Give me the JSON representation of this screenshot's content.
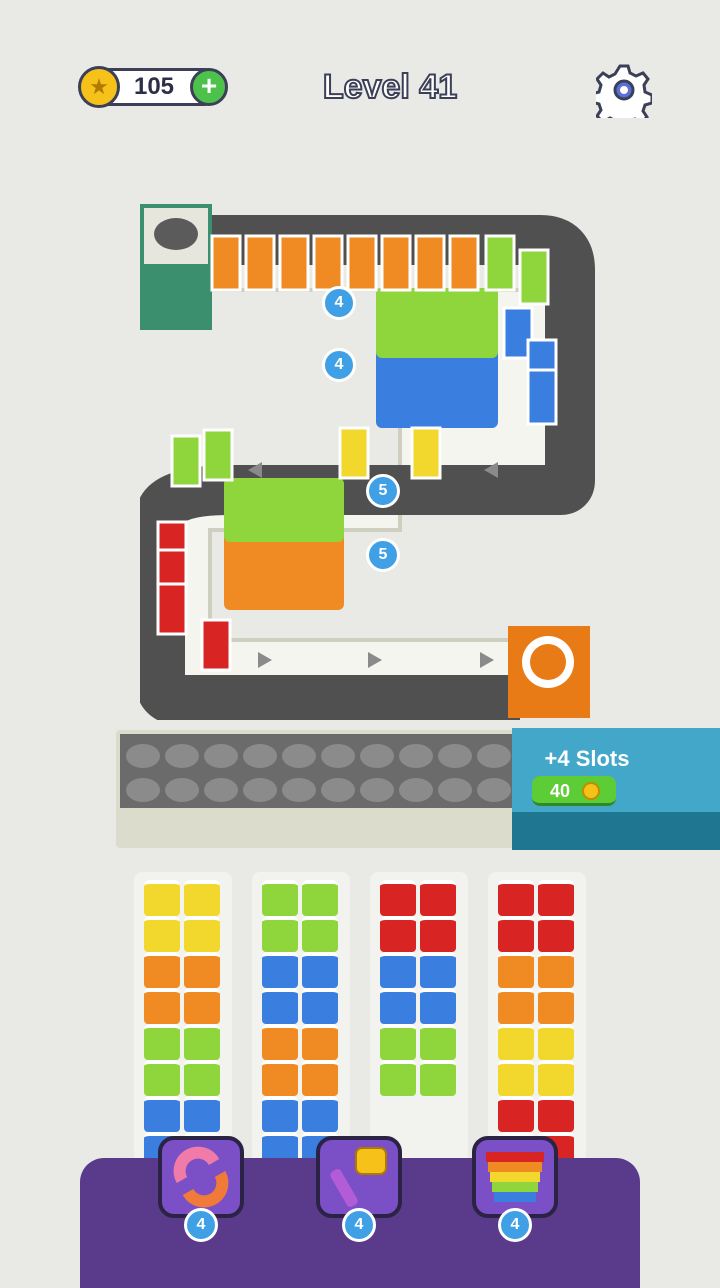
{
  "header": {
    "coins": "105",
    "level": "Level 41"
  },
  "board": {
    "cup_counters": [
      "4",
      "4",
      "5",
      "5"
    ]
  },
  "slots": {
    "label": "+4 Slots",
    "price": "40"
  },
  "boosters": [
    {
      "name": "shuffle",
      "count": "4"
    },
    {
      "name": "hammer",
      "count": "4"
    },
    {
      "name": "rainbow-cups",
      "count": "4"
    }
  ],
  "colors": {
    "orange": "#f08a22",
    "green": "#8fd63c",
    "blue": "#3a7ee0",
    "red": "#d92424",
    "yellow": "#f2d72c",
    "purple": "#5a3a8a"
  },
  "columns": [
    [
      "yellow",
      "yellow",
      "yellow",
      "yellow",
      "orange",
      "orange",
      "orange",
      "orange",
      "green",
      "green",
      "green",
      "green",
      "blue",
      "blue",
      "blue",
      "blue"
    ],
    [
      "green",
      "green",
      "green",
      "green",
      "blue",
      "blue",
      "blue",
      "blue",
      "orange",
      "orange",
      "orange",
      "orange",
      "blue",
      "blue",
      "blue",
      "blue"
    ],
    [
      "red",
      "red",
      "red",
      "red",
      "blue",
      "blue",
      "blue",
      "blue",
      "green",
      "green",
      "green",
      "green"
    ],
    [
      "red",
      "red",
      "red",
      "red",
      "orange",
      "orange",
      "orange",
      "orange",
      "yellow",
      "yellow",
      "yellow",
      "yellow",
      "red",
      "red",
      "red",
      "red"
    ]
  ]
}
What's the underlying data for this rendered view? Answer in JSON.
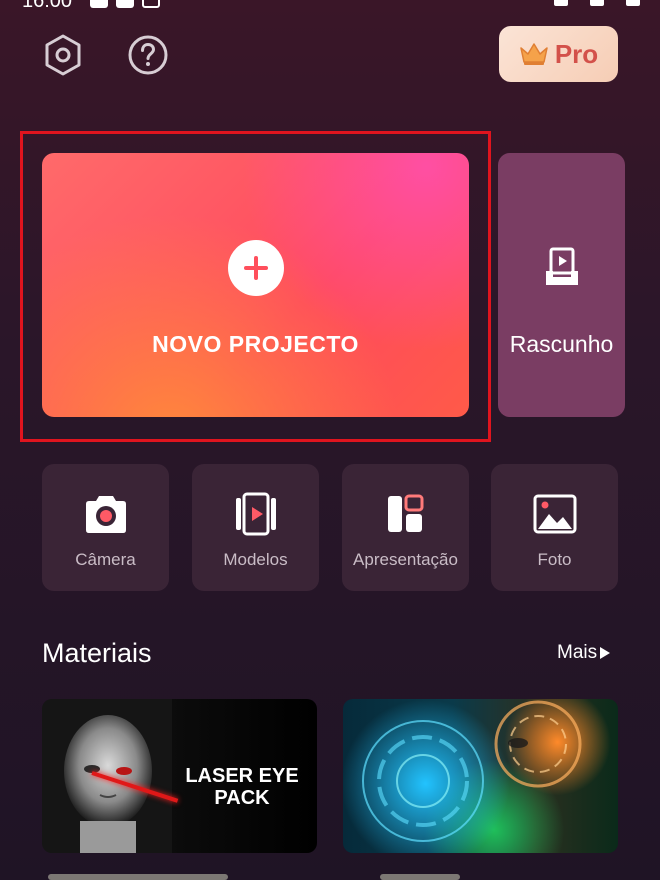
{
  "status_bar": {
    "time": "16:00"
  },
  "header": {
    "settings_icon": "hexagon-settings-icon",
    "help_icon": "help-circle-icon",
    "pro_label": "Pro",
    "pro_icon": "crown-icon"
  },
  "main": {
    "new_project_label": "NOVO PROJECTO",
    "draft_label": "Rascunho"
  },
  "quick_actions": [
    {
      "label": "Câmera",
      "icon": "camera-icon"
    },
    {
      "label": "Modelos",
      "icon": "video-template-icon"
    },
    {
      "label": "Apresentação",
      "icon": "layout-icon"
    },
    {
      "label": "Foto",
      "icon": "image-icon"
    }
  ],
  "materials": {
    "title": "Materiais",
    "more_label": "Mais",
    "items": [
      {
        "text": "LASER EYE PACK"
      },
      {
        "text": ""
      }
    ]
  },
  "colors": {
    "accent": "#ff4f5c",
    "pro_text": "#d3514a",
    "highlight": "#e0141e",
    "draft_bg": "#7a3d63",
    "tile_bg": "#3a2436"
  }
}
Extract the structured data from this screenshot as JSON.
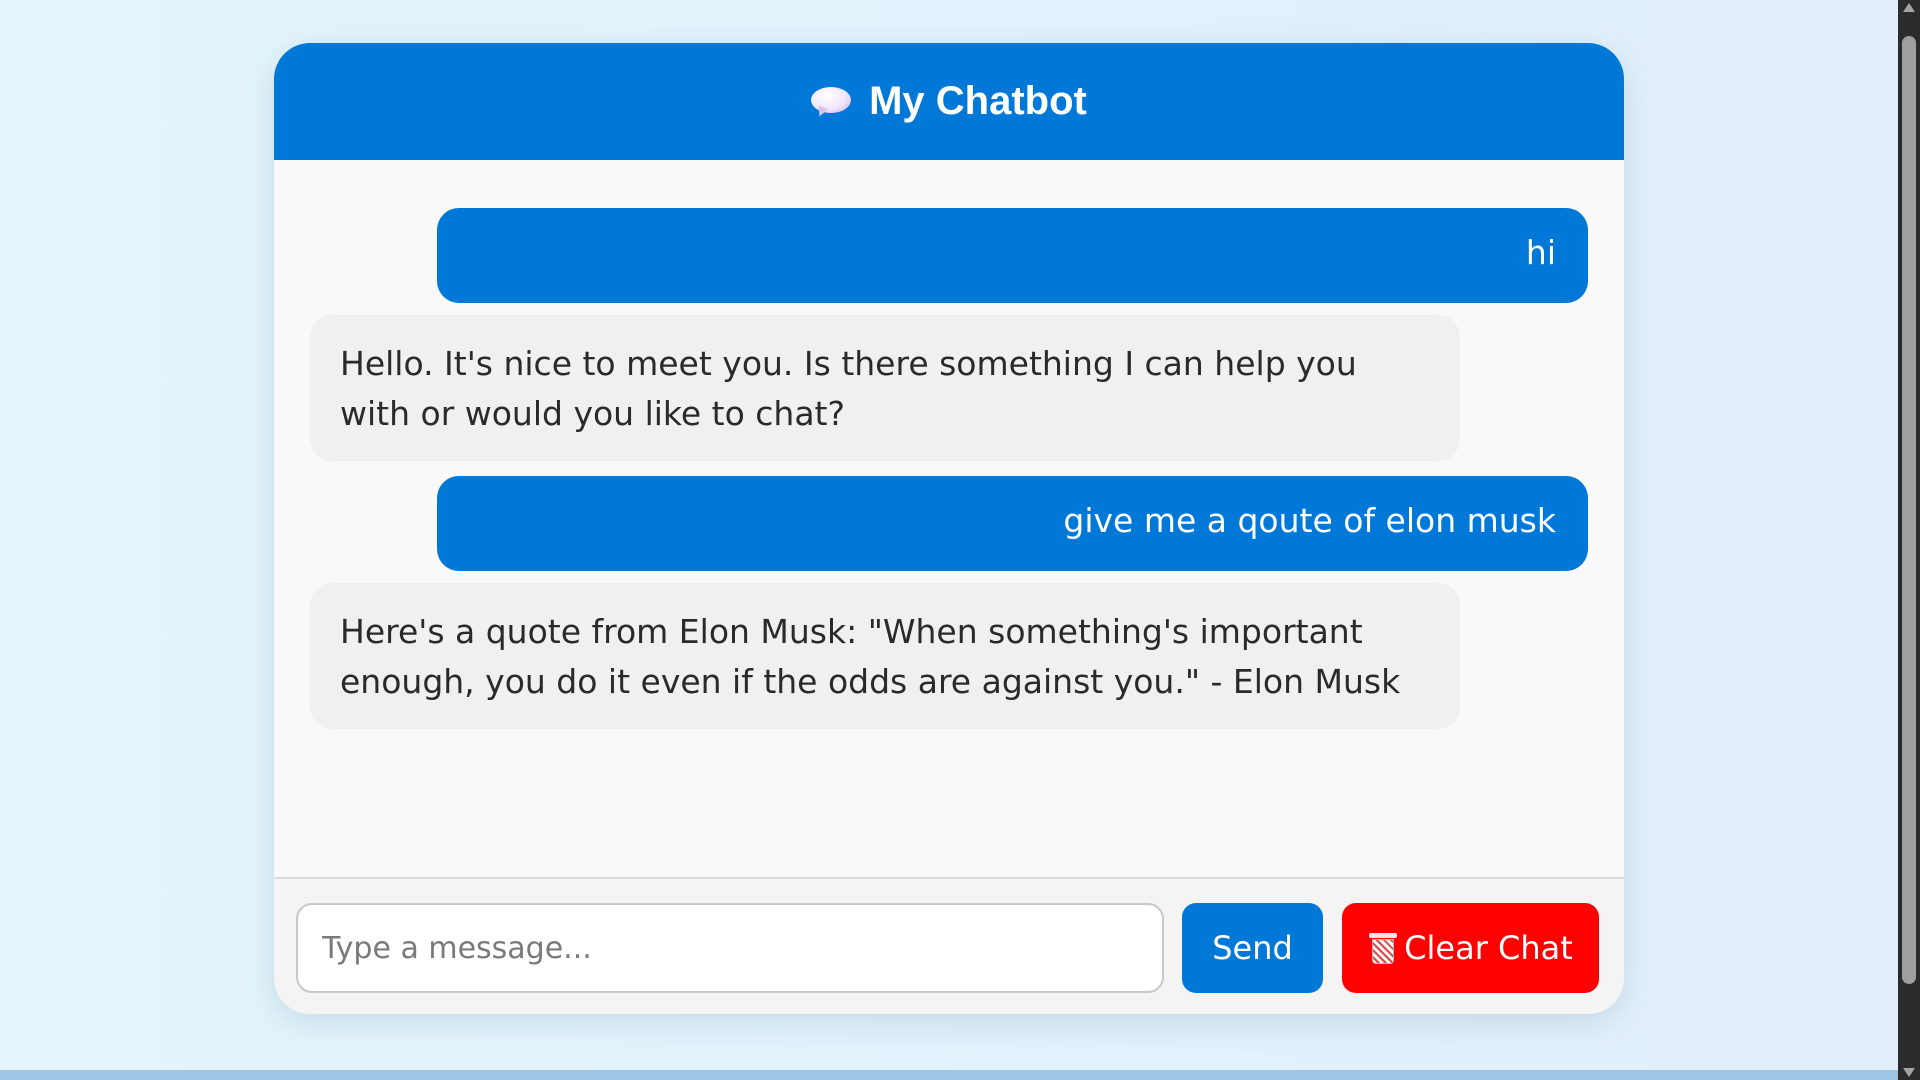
{
  "header": {
    "title": "My Chatbot",
    "icon": "speech-bubble-icon"
  },
  "messages": [
    {
      "role": "user",
      "text": "hi"
    },
    {
      "role": "bot",
      "text": "Hello. It's nice to meet you. Is there something I can help you with or would you like to chat?"
    },
    {
      "role": "user",
      "text": "give me a qoute of elon musk"
    },
    {
      "role": "bot",
      "text": "Here's a quote from Elon Musk: \"When something's important enough, you do it even if the odds are against you.\" - Elon Musk"
    }
  ],
  "input": {
    "placeholder": "Type a message...",
    "value": ""
  },
  "buttons": {
    "send_label": "Send",
    "clear_label": "Clear Chat",
    "clear_icon": "trash-icon"
  },
  "colors": {
    "accent": "#0078d7",
    "danger": "#ff0000",
    "bot_bubble": "#f0f0f0"
  }
}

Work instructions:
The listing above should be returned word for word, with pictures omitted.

Output of the exercise:
Give me the JSON representation of this screenshot's content.
{
  "header": {
    "coins": "105",
    "level": "Level 41"
  },
  "board": {
    "cup_counters": [
      "4",
      "4",
      "5",
      "5"
    ]
  },
  "slots": {
    "label": "+4 Slots",
    "price": "40"
  },
  "boosters": [
    {
      "name": "shuffle",
      "count": "4"
    },
    {
      "name": "hammer",
      "count": "4"
    },
    {
      "name": "rainbow-cups",
      "count": "4"
    }
  ],
  "colors": {
    "orange": "#f08a22",
    "green": "#8fd63c",
    "blue": "#3a7ee0",
    "red": "#d92424",
    "yellow": "#f2d72c",
    "purple": "#5a3a8a"
  },
  "columns": [
    [
      "yellow",
      "yellow",
      "yellow",
      "yellow",
      "orange",
      "orange",
      "orange",
      "orange",
      "green",
      "green",
      "green",
      "green",
      "blue",
      "blue",
      "blue",
      "blue"
    ],
    [
      "green",
      "green",
      "green",
      "green",
      "blue",
      "blue",
      "blue",
      "blue",
      "orange",
      "orange",
      "orange",
      "orange",
      "blue",
      "blue",
      "blue",
      "blue"
    ],
    [
      "red",
      "red",
      "red",
      "red",
      "blue",
      "blue",
      "blue",
      "blue",
      "green",
      "green",
      "green",
      "green"
    ],
    [
      "red",
      "red",
      "red",
      "red",
      "orange",
      "orange",
      "orange",
      "orange",
      "yellow",
      "yellow",
      "yellow",
      "yellow",
      "red",
      "red",
      "red",
      "red"
    ]
  ]
}
What's the underlying data for this rendered view? Answer in JSON.
{
  "status_bar": {
    "time": "16:00"
  },
  "header": {
    "settings_icon": "hexagon-settings-icon",
    "help_icon": "help-circle-icon",
    "pro_label": "Pro",
    "pro_icon": "crown-icon"
  },
  "main": {
    "new_project_label": "NOVO PROJECTO",
    "draft_label": "Rascunho"
  },
  "quick_actions": [
    {
      "label": "Câmera",
      "icon": "camera-icon"
    },
    {
      "label": "Modelos",
      "icon": "video-template-icon"
    },
    {
      "label": "Apresentação",
      "icon": "layout-icon"
    },
    {
      "label": "Foto",
      "icon": "image-icon"
    }
  ],
  "materials": {
    "title": "Materiais",
    "more_label": "Mais",
    "items": [
      {
        "text": "LASER EYE PACK"
      },
      {
        "text": ""
      }
    ]
  },
  "colors": {
    "accent": "#ff4f5c",
    "pro_text": "#d3514a",
    "highlight": "#e0141e",
    "draft_bg": "#7a3d63",
    "tile_bg": "#3a2436"
  }
}
Extract the structured data from this screenshot as JSON.
{
  "header": {
    "title": "My Chatbot",
    "icon": "speech-bubble-icon"
  },
  "messages": [
    {
      "role": "user",
      "text": "hi"
    },
    {
      "role": "bot",
      "text": "Hello. It's nice to meet you. Is there something I can help you with or would you like to chat?"
    },
    {
      "role": "user",
      "text": "give me a qoute of elon musk"
    },
    {
      "role": "bot",
      "text": "Here's a quote from Elon Musk: \"When something's important enough, you do it even if the odds are against you.\" - Elon Musk"
    }
  ],
  "input": {
    "placeholder": "Type a message...",
    "value": ""
  },
  "buttons": {
    "send_label": "Send",
    "clear_label": "Clear Chat",
    "clear_icon": "trash-icon"
  },
  "colors": {
    "accent": "#0078d7",
    "danger": "#ff0000",
    "bot_bubble": "#f0f0f0"
  }
}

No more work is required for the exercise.